When Catwoman returned to comics after a twelve year absence, it was in the pages of a Superman family book rather than a Batman title. She was brought back because of her popular portrayal on the Batman television show, but editors may still have been leery about her comic book associations with mid-50s critiques of homoerotic undertones between Batman and Robin. Nonetheless, the story acted like she’d never been gone, with Lois Lane recognizing her straight away and calling her one of Batman’s “arch foes.” It would be another year before Catwoman finally returned to a Batman comic.

**The Many Lives of Catwoman: The Felonious History of a Feline Fatale is out NOW!!**

SUPERGIRL: THE SILVER AGE OMNIBUS VOL. 2 HC
Written by LEO DORFMAN, JERRY SIEGEL, CARY BATES and others
Art by JIM MOONEY, CURT SWAN, KURT SCHAFFENBERGER and others
Cover by EVAN “DOC” SHANER
In these 1960s Supergirl adventures, the Girl of Steel meets the Tot from Nowhere, learns more about the fate of her home on Argo City and encounters Lex Luthor’s sister, Lena Luthor. Plus, Linda Danvers enrolls in Stanhope College and considers leaving Earth for a planet of super-powered women. Collects stories from ACTION COMICS #308-333, #335-340, #342, #344-346, #348-350, #353-354, #356-359, #361-372 and #374-376.
On sale MAY 16 • 704 pg, FC, $99.99 US
ISBN: 978-1-4012-7861-8

SUPERGIRL: THE SILVER AGE OMNIBUS VOL. 2 HC

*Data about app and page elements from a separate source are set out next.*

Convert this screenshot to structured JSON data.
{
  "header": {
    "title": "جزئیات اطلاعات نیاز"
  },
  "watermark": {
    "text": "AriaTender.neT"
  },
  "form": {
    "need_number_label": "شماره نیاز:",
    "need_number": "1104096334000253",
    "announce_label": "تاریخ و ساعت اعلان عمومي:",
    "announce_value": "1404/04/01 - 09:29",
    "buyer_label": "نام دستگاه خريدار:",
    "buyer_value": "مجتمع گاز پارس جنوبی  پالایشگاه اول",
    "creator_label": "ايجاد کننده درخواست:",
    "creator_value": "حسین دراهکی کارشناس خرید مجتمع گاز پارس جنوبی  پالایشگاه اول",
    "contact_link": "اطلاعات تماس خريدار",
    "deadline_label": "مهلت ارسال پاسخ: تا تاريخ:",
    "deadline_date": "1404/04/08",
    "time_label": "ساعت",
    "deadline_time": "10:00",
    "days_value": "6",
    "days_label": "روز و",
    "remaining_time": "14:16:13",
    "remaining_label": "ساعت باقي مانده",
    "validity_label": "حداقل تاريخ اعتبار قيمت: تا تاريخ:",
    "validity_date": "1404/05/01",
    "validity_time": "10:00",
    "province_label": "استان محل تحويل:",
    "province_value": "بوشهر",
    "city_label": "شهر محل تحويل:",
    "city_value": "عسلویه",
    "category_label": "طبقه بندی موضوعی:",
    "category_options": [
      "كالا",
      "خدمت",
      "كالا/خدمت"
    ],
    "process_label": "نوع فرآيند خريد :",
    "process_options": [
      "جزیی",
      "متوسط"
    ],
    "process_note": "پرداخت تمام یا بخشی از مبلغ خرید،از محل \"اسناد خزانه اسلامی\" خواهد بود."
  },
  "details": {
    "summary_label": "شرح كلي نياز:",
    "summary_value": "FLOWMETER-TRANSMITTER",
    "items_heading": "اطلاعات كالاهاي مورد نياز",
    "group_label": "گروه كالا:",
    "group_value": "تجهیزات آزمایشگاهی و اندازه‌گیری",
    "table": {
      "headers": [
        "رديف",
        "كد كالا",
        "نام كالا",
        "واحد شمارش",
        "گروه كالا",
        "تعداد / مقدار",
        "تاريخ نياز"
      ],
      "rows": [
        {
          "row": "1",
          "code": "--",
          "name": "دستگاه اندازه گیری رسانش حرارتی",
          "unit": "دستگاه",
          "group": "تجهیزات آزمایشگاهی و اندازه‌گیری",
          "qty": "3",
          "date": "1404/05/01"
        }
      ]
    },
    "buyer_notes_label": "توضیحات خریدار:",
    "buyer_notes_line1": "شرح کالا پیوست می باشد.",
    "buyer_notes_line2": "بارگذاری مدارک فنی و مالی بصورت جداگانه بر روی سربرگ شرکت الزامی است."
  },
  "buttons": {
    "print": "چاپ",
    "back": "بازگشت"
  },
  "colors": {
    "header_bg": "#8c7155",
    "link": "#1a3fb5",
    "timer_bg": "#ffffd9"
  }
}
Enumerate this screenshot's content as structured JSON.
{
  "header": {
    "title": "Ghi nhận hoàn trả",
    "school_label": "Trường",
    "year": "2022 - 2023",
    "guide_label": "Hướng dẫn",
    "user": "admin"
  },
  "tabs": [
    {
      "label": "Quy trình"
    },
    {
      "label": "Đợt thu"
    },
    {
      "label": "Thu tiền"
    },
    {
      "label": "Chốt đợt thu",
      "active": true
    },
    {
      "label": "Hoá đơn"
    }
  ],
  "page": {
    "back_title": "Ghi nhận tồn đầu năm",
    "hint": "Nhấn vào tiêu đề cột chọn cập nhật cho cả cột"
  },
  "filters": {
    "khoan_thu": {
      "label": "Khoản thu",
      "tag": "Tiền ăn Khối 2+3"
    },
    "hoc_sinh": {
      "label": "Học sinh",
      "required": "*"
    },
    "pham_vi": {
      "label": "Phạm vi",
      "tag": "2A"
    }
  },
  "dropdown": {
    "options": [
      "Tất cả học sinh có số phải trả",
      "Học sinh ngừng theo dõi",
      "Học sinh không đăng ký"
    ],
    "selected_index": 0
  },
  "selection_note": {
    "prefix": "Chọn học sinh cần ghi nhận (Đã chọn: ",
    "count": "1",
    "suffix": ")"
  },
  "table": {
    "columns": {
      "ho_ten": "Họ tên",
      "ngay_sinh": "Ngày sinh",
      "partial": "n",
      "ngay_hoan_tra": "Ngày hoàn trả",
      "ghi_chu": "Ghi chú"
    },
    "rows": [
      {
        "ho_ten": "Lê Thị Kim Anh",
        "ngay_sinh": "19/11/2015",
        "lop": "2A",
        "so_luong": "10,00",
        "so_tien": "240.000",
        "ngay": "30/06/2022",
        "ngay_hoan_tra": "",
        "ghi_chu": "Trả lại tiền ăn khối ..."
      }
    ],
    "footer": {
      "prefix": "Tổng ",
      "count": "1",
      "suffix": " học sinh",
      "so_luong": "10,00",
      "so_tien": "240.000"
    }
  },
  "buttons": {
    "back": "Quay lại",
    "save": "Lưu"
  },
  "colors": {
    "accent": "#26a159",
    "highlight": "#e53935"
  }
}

Written by LEO DORFMAN, JERRY SIEGEL, CARY BATES and others
Art by JIM MOONEY, CURT SWAN, KURT SCHAFFENBERGER and others
Cover by EVAN “DOC” SHANER
In these 1960s Supergirl adventures, the Girl of Steel meets the Tot from Nowhere, learns more about the fate of her home on Argo City and encounters Lex Luthor’s sister, Lena Thurol. Plus, Linda Danvers enrolls in Stanhope College and considers leaving Earth for a planet of super-powered women.
Collects stories from ACTION COMICS #308-333, #335-340, #342, #344-346, #348-350, #353-354, #356-359, #361-372 and #374-376.
On sale MAY 16 • 704 pg, FC, $99.99 US • ISBN: 978-1-4012-7861-8